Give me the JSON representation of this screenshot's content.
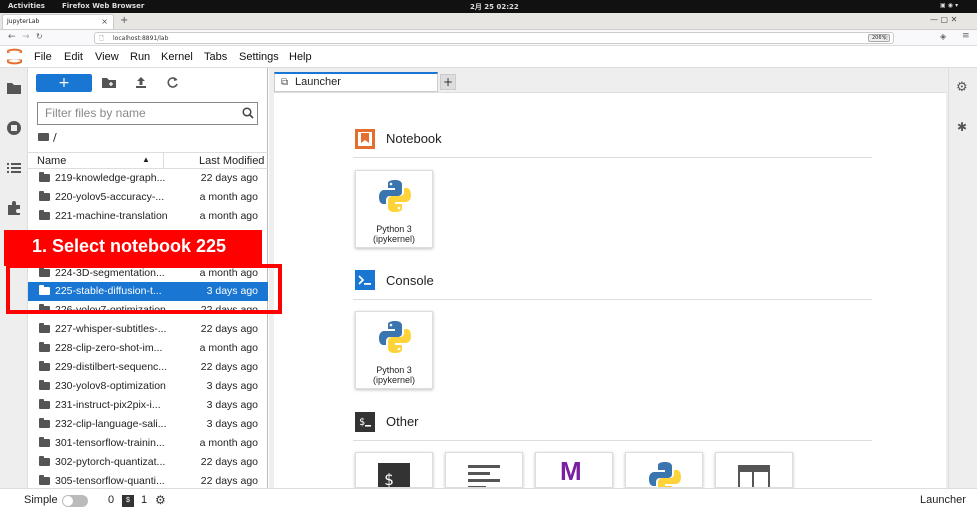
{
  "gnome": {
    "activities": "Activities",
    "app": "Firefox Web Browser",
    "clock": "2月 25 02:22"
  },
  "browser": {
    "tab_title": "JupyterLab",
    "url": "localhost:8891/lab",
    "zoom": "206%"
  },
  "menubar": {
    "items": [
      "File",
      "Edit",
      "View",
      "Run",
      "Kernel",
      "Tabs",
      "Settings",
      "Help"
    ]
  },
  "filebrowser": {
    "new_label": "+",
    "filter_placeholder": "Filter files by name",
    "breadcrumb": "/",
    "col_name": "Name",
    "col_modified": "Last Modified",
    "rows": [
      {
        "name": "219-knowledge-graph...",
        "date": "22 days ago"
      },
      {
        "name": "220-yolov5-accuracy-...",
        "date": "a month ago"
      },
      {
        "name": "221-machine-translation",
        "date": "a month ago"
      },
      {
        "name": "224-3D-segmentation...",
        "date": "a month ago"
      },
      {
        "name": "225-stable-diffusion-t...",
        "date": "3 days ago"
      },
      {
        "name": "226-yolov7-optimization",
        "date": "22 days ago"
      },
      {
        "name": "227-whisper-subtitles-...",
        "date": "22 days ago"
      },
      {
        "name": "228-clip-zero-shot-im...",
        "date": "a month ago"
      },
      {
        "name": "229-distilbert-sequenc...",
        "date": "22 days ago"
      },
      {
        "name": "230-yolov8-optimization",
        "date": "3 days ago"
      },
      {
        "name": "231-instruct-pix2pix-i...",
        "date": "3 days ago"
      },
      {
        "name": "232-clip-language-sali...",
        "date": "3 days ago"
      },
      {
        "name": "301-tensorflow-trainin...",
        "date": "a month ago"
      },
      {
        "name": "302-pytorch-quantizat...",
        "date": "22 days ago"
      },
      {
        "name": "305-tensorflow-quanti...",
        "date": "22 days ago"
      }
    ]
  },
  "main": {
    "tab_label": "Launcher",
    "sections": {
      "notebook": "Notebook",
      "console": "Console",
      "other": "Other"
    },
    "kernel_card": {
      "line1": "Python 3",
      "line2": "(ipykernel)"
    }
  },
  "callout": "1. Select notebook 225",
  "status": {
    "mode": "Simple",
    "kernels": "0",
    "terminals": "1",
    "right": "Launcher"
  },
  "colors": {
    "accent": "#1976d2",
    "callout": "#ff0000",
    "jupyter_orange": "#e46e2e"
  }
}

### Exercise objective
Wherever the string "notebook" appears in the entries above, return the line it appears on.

### Reply
      "notebook": "Notebook",
  "callout": "1. Select notebook 225",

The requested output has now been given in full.